The archetypal vibration measurement, on a musical instrument or any other structure, is to apply a sinusoidal force to one point on a structure and observe the response at another point. Suppose we apply a sinusoidal force $F$ at frequency $\omega$ to the $j$th generalised coordinate. Now the frequency response function we want is the response at “point” $k$ to this forcing at “point” $j$. It can be expressed rather simply in terms of the mode shapes and frequencies:

$$G(j,k,\omega)=\dfrac{q_k}{F}=\sum_n \dfrac{u_j^{(n)}u_k^{(n)}}{\omega_n^2-\omega^2}. \tag{13}$$

The word “point” was deliberately written in quotes in the sentence above, because eq. (13) applies to a much wider range of problems than is immediately apparent. We will return to that question after some qualitative comments about what eq. (13) tells us.

The substance of eq. (13) can be described in words.

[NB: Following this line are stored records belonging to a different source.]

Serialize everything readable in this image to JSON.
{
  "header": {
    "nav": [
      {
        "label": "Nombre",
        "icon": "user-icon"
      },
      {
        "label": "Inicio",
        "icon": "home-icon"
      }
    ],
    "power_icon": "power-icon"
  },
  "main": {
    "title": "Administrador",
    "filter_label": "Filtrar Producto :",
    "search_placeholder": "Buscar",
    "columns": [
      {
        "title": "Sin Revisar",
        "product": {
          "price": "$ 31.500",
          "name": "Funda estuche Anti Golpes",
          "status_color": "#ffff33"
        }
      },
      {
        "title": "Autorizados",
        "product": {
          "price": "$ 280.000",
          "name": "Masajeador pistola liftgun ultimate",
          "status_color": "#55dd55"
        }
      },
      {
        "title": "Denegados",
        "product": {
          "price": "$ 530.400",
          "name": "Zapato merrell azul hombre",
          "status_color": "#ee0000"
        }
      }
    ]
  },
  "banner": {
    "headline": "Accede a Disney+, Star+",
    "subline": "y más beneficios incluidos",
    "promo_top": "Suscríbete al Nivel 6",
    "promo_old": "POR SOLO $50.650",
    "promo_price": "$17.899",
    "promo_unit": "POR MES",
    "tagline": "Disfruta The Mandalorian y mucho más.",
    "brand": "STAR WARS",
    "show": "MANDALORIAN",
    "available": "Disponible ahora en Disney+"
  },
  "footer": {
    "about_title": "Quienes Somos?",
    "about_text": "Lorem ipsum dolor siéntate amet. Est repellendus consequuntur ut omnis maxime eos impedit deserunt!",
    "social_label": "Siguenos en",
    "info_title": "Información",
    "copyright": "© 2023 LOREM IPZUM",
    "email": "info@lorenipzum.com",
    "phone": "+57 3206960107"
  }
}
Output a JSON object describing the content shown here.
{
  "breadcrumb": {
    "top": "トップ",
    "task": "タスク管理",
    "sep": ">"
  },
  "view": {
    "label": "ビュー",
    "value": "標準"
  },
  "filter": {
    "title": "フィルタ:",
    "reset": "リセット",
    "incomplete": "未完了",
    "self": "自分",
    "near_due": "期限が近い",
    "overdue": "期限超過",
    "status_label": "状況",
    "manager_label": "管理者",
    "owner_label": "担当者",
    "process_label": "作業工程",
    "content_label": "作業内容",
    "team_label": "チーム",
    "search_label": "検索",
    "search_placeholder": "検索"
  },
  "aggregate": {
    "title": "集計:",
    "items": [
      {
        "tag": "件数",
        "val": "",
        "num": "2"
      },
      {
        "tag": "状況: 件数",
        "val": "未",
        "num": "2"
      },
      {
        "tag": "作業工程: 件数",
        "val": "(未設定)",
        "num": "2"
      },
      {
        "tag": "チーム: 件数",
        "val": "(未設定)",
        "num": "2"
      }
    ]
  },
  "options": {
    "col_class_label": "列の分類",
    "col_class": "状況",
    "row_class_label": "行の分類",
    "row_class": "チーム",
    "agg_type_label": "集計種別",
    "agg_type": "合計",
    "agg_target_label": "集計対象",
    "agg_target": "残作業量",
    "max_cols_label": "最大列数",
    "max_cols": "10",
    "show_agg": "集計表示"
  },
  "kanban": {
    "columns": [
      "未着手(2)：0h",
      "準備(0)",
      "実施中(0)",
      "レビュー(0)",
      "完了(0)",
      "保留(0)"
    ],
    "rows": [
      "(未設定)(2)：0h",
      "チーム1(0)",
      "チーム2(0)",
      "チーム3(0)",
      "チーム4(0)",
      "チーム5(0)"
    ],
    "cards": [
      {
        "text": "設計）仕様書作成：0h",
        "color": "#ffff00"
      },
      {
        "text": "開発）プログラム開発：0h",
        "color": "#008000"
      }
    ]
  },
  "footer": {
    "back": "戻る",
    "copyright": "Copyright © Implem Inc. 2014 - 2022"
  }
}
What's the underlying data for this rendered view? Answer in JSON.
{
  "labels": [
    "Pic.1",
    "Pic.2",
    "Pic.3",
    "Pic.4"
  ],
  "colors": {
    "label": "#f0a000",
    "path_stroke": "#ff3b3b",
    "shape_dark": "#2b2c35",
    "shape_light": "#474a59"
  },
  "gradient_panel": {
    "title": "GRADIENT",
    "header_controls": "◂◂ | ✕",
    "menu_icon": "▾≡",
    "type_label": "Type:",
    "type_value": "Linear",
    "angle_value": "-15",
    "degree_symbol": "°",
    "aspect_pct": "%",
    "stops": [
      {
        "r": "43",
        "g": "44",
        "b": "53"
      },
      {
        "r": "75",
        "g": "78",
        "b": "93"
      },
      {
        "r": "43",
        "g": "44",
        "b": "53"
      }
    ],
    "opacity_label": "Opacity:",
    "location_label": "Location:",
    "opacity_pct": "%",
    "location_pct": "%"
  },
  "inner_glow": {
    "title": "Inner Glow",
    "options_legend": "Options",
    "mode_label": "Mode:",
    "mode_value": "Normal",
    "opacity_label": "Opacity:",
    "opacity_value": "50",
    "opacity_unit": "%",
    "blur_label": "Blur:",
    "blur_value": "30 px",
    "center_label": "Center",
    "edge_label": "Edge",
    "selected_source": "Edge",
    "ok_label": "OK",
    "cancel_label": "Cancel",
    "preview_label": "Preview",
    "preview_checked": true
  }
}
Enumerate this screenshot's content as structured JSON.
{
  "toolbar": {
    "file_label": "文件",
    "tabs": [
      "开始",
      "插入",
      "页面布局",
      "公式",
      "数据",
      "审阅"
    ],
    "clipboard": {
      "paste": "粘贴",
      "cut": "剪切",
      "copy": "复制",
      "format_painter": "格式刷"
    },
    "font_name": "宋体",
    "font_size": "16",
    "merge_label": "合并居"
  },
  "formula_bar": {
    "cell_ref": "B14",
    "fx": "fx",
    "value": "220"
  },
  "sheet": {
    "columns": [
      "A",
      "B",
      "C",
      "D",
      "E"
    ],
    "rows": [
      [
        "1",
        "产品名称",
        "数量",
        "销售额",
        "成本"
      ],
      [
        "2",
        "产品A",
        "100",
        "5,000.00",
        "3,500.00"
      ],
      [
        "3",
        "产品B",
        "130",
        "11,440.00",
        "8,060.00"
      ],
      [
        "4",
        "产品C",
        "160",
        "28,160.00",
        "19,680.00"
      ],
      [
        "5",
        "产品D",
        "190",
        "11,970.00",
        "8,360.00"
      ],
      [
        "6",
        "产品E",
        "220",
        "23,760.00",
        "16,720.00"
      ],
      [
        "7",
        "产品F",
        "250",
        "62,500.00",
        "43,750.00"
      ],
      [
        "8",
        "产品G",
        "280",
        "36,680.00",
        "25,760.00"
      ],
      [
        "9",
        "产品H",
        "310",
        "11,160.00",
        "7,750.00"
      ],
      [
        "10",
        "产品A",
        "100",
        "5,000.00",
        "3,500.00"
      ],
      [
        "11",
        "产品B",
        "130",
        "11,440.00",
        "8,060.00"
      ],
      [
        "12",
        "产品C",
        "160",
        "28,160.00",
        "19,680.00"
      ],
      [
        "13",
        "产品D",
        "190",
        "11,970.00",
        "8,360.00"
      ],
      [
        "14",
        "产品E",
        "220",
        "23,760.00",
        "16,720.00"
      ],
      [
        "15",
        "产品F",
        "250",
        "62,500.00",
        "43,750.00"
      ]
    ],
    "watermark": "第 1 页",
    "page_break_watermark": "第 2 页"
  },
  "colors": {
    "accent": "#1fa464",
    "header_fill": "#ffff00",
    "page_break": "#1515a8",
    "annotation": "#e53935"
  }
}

First, the frequency response function for any chosen driving point $j$ and measuring point $k$ can be found once we know the mode shapes and natural frequencies: no other information is needed about the system. Modal information tells you everything. Second, the amplitude of a given modal response is given by the product of the (mass-normalised) mode shape at the driving point with the same mode at the observation point. (Those could be the same point if $j = k$, in which case it would be called a “driving-point response”.) For the drum problem, if the measuring point is kept fixed while the drummer hits at different positions, the “amount” of each mode in the mixture will change in a way which is easily visualised: it simply follows the modal amplitude at the tapping point. Third, each of the separate terms inside the summation in eq. (13) looks exactly like the response of a simple mass-spring oscillator as shown in eq. (12) of section 2.2.2. Comparing the two expressions, we see that the $n$th mode has a natural frequency $\omega_n$ and an effective mass which is the inverse of the mode-shape product $u_j^{(n)}u_k^{(n)}$.

This equivalence extends to the free motion of the system, as well. The most general free motion involves a mixture of the vibration modes, with each mode behaving just like a mass-spring oscillator, bouncing away at its own frequency quite independent of what any other modes might be doing. The total response is simply the sum of these separate modal responses.

The components of the vector $\mathbf{u}$ are not necessarily displacements at points on the structure: they might be rotation angles if we are looking at a problem involving torsional motion, or they might be less obvious things like the coefficients in a Finite-Element model of a structure. The transfer function (13) applies equally well to all these cases, provided the correct definition is used for the “force” $F$. For internal consistency, this has to be the correct “generalised force” to appear on the right-hand side of Lagrange’s equation. The definition of the generalised force $Q_j$ associated with a generalised coordinate $q_j$ is as follows. Imagine a small movement of the system in which $q_j$ increases by a small amount $\delta q_j$ while all the other generalised coordinates remain unchanged. Suppose the work done on the system by external forces during this displacement is $\delta W$: then define $Q_j$ so that

$$\delta W=Q_j \delta q_j. \tag{14}$$

If $q_j$ is actually the displacement of a particular point on the system, then $Q_j$ is indeed the force applied at that point, as implied by the description during the derivation of the transfer function (13) above. If $q_j$ is the rotation angle of a system component, then $Q_j$ is the external moment applied to that component.